Rationality, preferences and irregular war
We suppose that civilians under threat prefer certain situations within a context of irregular war and endangered survival; they will prefer those situations associated with greater probabilities of survival. Using lexicographical preferences and belief systems, we have shown that civilians will choose not to remain in situations having a lower probability of survival. Linking into social networks allows for shorter deliberation processes, lower decision costs and faster convergence towards collective decision-making. Civilian displacement thus becomes the outcome of a rational decision-making procedure.
Volume (Year): (2003)
Issue (Month): (April)
|Contact details of provider:|| |
References listed on IDEAS
Please report citation or reference errors to , or , if you are the registered author of the cited work, log in to your RePEc Author Service profile, click on "citations" and make appropriate adjustments.:
- Chwe, Michael Suk-Young, 2000. "Communication and Coordination in Social Networks," Review of Economic Studies, Wiley Blackwell, vol. 67(1), pages 1-16, January.
- Stephen Morris & Hyun Song Shin, .
"Approximate Common Knowledge and Co-ordination: Recent Lessons from Game Theory,"
CARESS Working Papres
97-8, University of Pennsylvania Center for Analytic Research and Economics in the Social Sciences.
- Stephen Morris & Hyun Song Shin, . "Approximate Common Knowledge and Co-ordination: Recent Lessons from Game Theory," Penn CARESS Working Papers 72042421d029130510780dde2, Penn Economics Department.
- Stephen Morris & Hyun Song Shin, . ""Approximate Common Knowledge and Co-ordination: Recent Lessons from Game Theory''," CARESS Working Papres 96-07, University of Pennsylvania Center for Analytic Research and Economics in the Social Sciences.
- Matthew Rabin, 1998.
"Psychology and Economics,"
Journal of Economic Literature,
American Economic Association, vol. 36(1), pages 11-46, March.
- Rabin, Matthew, 1997. "Psychology and Economics," Department of Economics, Working Paper Series qt8jd5z5j2, Department of Economics, Institute for Business and Economic Research, UC Berkeley.
- Matthew Rabin., 1997. "Psychology and Economics," Economics Working Papers 97-251, University of California at Berkeley.
- Goyal, S. & Vega-Redondo, F., 2000.
"Learning, Network Formation and Coordination,"
Econometric Institute Research Papers
EI 9954-/A, Erasmus University Rotterdam, Erasmus School of Economics (ESE), Econometric Institute.

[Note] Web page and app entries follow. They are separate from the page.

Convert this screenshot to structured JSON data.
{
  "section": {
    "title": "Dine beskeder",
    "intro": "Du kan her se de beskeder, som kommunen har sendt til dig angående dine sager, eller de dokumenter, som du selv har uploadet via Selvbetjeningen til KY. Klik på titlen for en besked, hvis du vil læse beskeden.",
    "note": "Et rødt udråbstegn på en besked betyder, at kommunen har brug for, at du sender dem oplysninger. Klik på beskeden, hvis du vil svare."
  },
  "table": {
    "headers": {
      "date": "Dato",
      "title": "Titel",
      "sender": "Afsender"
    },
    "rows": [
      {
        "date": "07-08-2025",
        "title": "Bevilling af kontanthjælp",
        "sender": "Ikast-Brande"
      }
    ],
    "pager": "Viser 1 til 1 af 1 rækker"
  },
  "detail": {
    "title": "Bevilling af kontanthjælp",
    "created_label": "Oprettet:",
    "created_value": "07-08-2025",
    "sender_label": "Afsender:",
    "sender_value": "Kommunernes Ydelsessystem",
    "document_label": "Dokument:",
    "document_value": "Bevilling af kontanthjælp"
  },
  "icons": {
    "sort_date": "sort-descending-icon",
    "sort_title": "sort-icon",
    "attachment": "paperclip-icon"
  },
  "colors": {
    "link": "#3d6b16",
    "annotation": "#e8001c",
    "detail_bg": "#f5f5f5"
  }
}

- Sanjeev Goyal & Fernando Vega-Redondo, 2000. "Learning, Network Formation and Coordination," Econometric Society World Congress 2000 Contributed Papers 0113, Econometric Society.
- Fernando Vega Redondo & Sanjeev Goyal, 2001. "Learning, Network Formation And Coordination," Working Papers. Serie AD 2001-19, Instituto Valenciano de Investigaciones Económicas, S.A. (Ivie).
- Kajii, Atsushi & Morris, Stephen, 1997. "Commonp-Belief: The General Case," Games and Economic Behavior, Elsevier, vol. 18(1), pages 73-82, January.
- Faruk Gul & Wolfgang Pesendorfer, 2001.
"Temptation and Self-Control,"
Econometric Society, vol. 69(6), pages 1403-1435, November.
When requesting a correction, please mention this item's handle: RePEc:col:000096:003415. See general information about how to correct material in RePEc.
For technical questions regarding this item, or to correct its authors, title, abstract, bibliographic or download information, contact: (Facultad de Ciencias Económicas Unal)
If you have authored this item and are not yet registered with RePEc, we encourage you to do it here. This allows to link your profile to this item. It also allows you to accept potential citations to this item that we are uncertain about.
If references are entirely missing, you can add them using this form.
If the full references list an item that is present in RePEc, but the system did not link to it, you can help with this form.
If you know of missing items citing this one, you can help us creating those links by adding the relevant references in the same way as above, for each refering item. If you are a registered author of this item, you may also want to check the "citations" tab in your profile, as there may be some citations waiting for confirmation.
Please note that corrections may take a couple of weeks to filter through the various RePEc services.